**Action item:** Every entry, from first to last, is to be written out exactly.

**Extracted material:**
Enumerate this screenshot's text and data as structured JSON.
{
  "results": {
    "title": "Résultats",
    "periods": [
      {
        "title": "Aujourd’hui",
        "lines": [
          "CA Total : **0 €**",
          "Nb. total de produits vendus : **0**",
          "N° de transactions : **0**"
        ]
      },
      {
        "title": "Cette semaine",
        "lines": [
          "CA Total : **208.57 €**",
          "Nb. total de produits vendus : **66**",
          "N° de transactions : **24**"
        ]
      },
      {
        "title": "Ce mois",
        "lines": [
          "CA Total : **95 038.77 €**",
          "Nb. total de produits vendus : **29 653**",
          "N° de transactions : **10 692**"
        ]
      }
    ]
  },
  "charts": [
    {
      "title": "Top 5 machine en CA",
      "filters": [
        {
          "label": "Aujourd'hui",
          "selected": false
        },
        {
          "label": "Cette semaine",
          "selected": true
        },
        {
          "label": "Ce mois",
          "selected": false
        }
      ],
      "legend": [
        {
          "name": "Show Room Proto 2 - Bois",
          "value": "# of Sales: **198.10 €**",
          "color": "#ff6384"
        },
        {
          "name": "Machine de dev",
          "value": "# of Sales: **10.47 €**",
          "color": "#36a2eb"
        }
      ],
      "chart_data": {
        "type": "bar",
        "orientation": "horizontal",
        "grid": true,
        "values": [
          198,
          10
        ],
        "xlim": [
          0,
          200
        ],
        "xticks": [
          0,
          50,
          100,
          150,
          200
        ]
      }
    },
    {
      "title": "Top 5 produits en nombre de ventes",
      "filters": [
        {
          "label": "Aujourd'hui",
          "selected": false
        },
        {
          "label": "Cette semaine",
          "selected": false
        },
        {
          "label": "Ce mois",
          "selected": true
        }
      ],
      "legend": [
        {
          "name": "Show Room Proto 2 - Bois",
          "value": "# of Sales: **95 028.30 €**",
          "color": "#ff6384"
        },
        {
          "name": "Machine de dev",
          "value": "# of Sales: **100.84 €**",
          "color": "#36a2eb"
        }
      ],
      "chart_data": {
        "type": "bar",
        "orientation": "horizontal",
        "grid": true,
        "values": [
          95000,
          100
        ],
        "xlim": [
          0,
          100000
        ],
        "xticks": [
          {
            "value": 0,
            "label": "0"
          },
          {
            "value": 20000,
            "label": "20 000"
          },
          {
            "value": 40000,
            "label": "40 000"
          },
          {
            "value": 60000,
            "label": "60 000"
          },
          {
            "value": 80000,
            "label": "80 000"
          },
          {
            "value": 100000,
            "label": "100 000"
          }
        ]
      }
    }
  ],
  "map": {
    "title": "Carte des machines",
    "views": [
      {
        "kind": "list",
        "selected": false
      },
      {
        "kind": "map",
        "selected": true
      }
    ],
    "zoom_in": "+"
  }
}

**Written answer:**
Enumerate this screenshot's text and data as structured JSON.
{
  "results": {
    "title": "Résultats",
    "periods": [
      {
        "title": "Aujourd’hui",
        "lines": [
          "CA Total : **0 €**",
          "Nb. total de produits vendus : **0**",
          "N° de transactions : **0**"
        ]
      },
      {
        "title": "Cette semaine",
        "lines": [
          "CA Total : **208.57 €**",
          "Nb. total de produits vendus : **66**",
          "N° de transactions : **24**"
        ]
      },
      {
        "title": "Ce mois",
        "lines": [
          "CA Total : **95 038.77 €**",
          "Nb. total de produits vendus : **29 653**",
          "N° de transactions : **10 692**"
        ]
      }
    ]
  },
  "charts": [
    {
      "title": "Top 5 machine en CA",
      "filters": [
        {
          "label": "Aujourd'hui",
          "selected": false
        },
        {
          "label": "Cette semaine",
          "selected": true
        },
        {
          "label": "Ce mois",
          "selected": false
        }
      ],
      "legend": [
        {
          "name": "Show Room Proto 2 - Bois",
          "value": "# of Sales: **198.10 €**",
          "color": "#ff6384"
        },
        {
          "name": "Machine de dev",
          "value": "# of Sales: **10.47 €**",
          "color": "#36a2eb"
        }
      ],
      "chart_data": {
        "type": "bar",
        "orientation": "horizontal",
        "grid": true,
        "values": [
          198,
          10
        ],
        "xlim": [
          0,
          200
        ],
        "xticks": [
          0,
          50,
          100,
          150,
          200
        ]
      }
    },
    {
      "title": "Top 5 produits en nombre de ventes",
      "filters": [
        {
          "label": "Aujourd'hui",
          "selected": false
        },
        {
          "label": "Cette semaine",
          "selected": false
        },
        {
          "label": "Ce mois",
          "selected": true
        }
      ],
      "legend": [
        {
          "name": "Show Room Proto 2 - Bois",
          "value": "# of Sales: **95 028.30 €**",
          "color": "#ff6384"
        },
        {
          "name": "Machine de dev",
          "value": "# of Sales: **100.84 €**",
          "color": "#36a2eb"
        }
      ],
      "chart_data": {
        "type": "bar",
        "orientation": "horizontal",
        "grid": true,
        "values": [
          95000,
          100
        ],
        "xlim": [
          0,
          100000
        ],
        "xticks": [
          {
            "value": 0,
            "label": "0"
          },
          {
            "value": 20000,
            "label": "20 000"
          },
          {
            "value": 40000,
            "label": "40 000"
          },
          {
            "value": 60000,
            "label": "60 000"
          },
          {
            "value": 80000,
            "label": "80 000"
          },
          {
            "value": 100000,
            "label": "100 000"
          }
        ]
      }
    }
  ],
  "map": {
    "title": "Carte des machines",
    "views": [
      {
        "kind": "list",
        "selected": false
      },
      {
        "kind": "map",
        "selected": true
      }
    ],
    "zoom_in": "+"
  }
}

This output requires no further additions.